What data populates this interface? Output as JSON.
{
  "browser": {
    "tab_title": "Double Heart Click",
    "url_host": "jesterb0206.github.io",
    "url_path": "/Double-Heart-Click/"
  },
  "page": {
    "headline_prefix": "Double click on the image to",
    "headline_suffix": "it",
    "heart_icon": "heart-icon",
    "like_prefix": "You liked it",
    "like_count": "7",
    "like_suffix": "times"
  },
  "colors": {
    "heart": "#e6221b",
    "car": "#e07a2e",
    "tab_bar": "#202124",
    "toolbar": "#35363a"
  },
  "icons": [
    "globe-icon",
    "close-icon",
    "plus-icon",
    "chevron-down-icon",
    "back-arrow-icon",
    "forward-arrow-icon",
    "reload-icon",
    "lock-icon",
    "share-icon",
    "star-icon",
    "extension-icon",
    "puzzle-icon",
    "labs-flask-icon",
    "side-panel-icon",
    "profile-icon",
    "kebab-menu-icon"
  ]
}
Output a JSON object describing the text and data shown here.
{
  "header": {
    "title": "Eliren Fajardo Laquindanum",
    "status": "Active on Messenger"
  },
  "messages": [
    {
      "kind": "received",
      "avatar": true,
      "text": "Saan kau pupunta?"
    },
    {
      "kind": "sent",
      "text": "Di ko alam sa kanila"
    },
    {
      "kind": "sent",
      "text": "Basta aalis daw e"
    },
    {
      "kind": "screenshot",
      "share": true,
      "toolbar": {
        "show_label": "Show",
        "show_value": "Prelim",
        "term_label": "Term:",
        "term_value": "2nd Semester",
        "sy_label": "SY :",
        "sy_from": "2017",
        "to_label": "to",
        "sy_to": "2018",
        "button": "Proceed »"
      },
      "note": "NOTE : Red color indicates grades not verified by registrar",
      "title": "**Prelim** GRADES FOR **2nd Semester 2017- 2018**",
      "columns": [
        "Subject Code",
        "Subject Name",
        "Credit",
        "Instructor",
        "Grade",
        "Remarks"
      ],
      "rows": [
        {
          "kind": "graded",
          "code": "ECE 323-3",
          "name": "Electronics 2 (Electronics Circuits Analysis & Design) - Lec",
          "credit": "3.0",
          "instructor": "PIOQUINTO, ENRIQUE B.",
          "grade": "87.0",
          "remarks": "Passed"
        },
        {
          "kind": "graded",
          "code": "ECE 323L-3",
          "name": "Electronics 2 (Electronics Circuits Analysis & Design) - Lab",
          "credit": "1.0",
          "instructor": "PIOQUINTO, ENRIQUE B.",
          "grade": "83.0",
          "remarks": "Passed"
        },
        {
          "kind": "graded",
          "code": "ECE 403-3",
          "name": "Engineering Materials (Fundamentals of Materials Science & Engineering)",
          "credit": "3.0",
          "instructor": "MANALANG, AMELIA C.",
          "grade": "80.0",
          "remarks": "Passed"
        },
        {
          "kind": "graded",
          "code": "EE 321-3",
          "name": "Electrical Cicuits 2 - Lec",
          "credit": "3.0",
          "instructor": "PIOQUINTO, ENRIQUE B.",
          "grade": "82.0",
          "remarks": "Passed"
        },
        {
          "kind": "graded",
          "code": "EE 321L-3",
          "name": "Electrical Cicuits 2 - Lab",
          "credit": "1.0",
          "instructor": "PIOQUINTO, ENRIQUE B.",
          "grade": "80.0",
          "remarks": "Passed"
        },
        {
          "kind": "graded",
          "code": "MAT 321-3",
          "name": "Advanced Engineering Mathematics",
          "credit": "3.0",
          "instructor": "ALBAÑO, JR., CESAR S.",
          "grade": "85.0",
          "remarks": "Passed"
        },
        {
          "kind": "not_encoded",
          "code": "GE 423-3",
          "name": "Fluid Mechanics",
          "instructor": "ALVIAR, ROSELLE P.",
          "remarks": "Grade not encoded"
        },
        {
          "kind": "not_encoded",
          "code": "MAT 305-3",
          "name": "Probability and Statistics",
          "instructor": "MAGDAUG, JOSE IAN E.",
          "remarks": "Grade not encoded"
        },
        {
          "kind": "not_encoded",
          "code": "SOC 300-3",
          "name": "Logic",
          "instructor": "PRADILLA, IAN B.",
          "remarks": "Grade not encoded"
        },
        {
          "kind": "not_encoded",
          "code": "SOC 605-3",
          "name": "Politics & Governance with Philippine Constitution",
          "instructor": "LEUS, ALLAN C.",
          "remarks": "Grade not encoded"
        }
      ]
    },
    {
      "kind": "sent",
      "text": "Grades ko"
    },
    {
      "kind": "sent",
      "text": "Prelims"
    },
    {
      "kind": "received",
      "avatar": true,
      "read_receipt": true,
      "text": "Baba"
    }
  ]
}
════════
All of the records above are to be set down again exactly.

What data populates this interface? Output as JSON.
{
  "browser": {
    "tab_title": "Double Heart Click",
    "url_host": "jesterb0206.github.io",
    "url_path": "/Double-Heart-Click/"
  },
  "page": {
    "headline_prefix": "Double click on the image to",
    "headline_suffix": "it",
    "heart_icon": "heart-icon",
    "like_prefix": "You liked it",
    "like_count": "7",
    "like_suffix": "times"
  },
  "colors": {
    "heart": "#e6221b",
    "car": "#e07a2e",
    "tab_bar": "#202124",
    "toolbar": "#35363a"
  },
  "icons": [
    "globe-icon",
    "close-icon",
    "plus-icon",
    "chevron-down-icon",
    "back-arrow-icon",
    "forward-arrow-icon",
    "reload-icon",
    "lock-icon",
    "share-icon",
    "star-icon",
    "extension-icon",
    "puzzle-icon",
    "labs-flask-icon",
    "side-panel-icon",
    "profile-icon",
    "kebab-menu-icon"
  ]
}
Output a JSON object describing the text and data shown here.
{
  "header": {
    "title": "Eliren Fajardo Laquindanum",
    "status": "Active on Messenger"
  },
  "messages": [
    {
      "kind": "received",
      "avatar": true,
      "text": "Saan kau pupunta?"
    },
    {
      "kind": "sent",
      "text": "Di ko alam sa kanila"
    },
    {
      "kind": "sent",
      "text": "Basta aalis daw e"
    },
    {
      "kind": "screenshot",
      "share": true,
      "toolbar": {
        "show_label": "Show",
        "show_value": "Prelim",
        "term_label": "Term:",
        "term_value": "2nd Semester",
        "sy_label": "SY :",
        "sy_from": "2017",
        "to_label": "to",
        "sy_to": "2018",
        "button": "Proceed »"
      },
      "note": "NOTE : Red color indicates grades not verified by registrar",
      "title": "**Prelim** GRADES FOR **2nd Semester 2017- 2018**",
      "columns": [
        "Subject Code",
        "Subject Name",
        "Credit",
        "Instructor",
        "Grade",
        "Remarks"
      ],
      "rows": [
        {
          "kind": "graded",
          "code": "ECE 323-3",
          "name": "Electronics 2 (Electronics Circuits Analysis & Design) - Lec",
          "credit": "3.0",
          "instructor": "PIOQUINTO, ENRIQUE B.",
          "grade": "87.0",
          "remarks": "Passed"
        },
        {
          "kind": "graded",
          "code": "ECE 323L-3",
          "name": "Electronics 2 (Electronics Circuits Analysis & Design) - Lab",
          "credit": "1.0",
          "instructor": "PIOQUINTO, ENRIQUE B.",
          "grade": "83.0",
          "remarks": "Passed"
        },
        {
          "kind": "graded",
          "code": "ECE 403-3",
          "name": "Engineering Materials (Fundamentals of Materials Science & Engineering)",
          "credit": "3.0",
          "instructor": "MANALANG, AMELIA C.",
          "grade": "80.0",
          "remarks": "Passed"
        },
        {
          "kind": "graded",
          "code": "EE 321-3",
          "name": "Electrical Cicuits 2 - Lec",
          "credit": "3.0",
          "instructor": "PIOQUINTO, ENRIQUE B.",
          "grade": "82.0",
          "remarks": "Passed"
        },
        {
          "kind": "graded",
          "code": "EE 321L-3",
          "name": "Electrical Cicuits 2 - Lab",
          "credit": "1.0",
          "instructor": "PIOQUINTO, ENRIQUE B.",
          "grade": "80.0",
          "remarks": "Passed"
        },
        {
          "kind": "graded",
          "code": "MAT 321-3",
          "name": "Advanced Engineering Mathematics",
          "credit": "3.0",
          "instructor": "ALBAÑO, JR., CESAR S.",
          "grade": "85.0",
          "remarks": "Passed"
        },
        {
          "kind": "not_encoded",
          "code": "GE 423-3",
          "name": "Fluid Mechanics",
          "instructor": "ALVIAR, ROSELLE P.",
          "remarks": "Grade not encoded"
        },
        {
          "kind": "not_encoded",
          "code": "MAT 305-3",
          "name": "Probability and Statistics",
          "instructor": "MAGDAUG, JOSE IAN E.",
          "remarks": "Grade not encoded"
        },
        {
          "kind": "not_encoded",
          "code": "SOC 300-3",
          "name": "Logic",
          "instructor": "PRADILLA, IAN B.",
          "remarks": "Grade not encoded"
        },
        {
          "kind": "not_encoded",
          "code": "SOC 605-3",
          "name": "Politics & Governance with Philippine Constitution",
          "instructor": "LEUS, ALLAN C.",
          "remarks": "Grade not encoded"
        }
      ]
    },
    {
      "kind": "sent",
      "text": "Grades ko"
    },
    {
      "kind": "sent",
      "text": "Prelims"
    },
    {
      "kind": "received",
      "avatar": true,
      "read_receipt": true,
      "text": "Baba"
    }
  ]
}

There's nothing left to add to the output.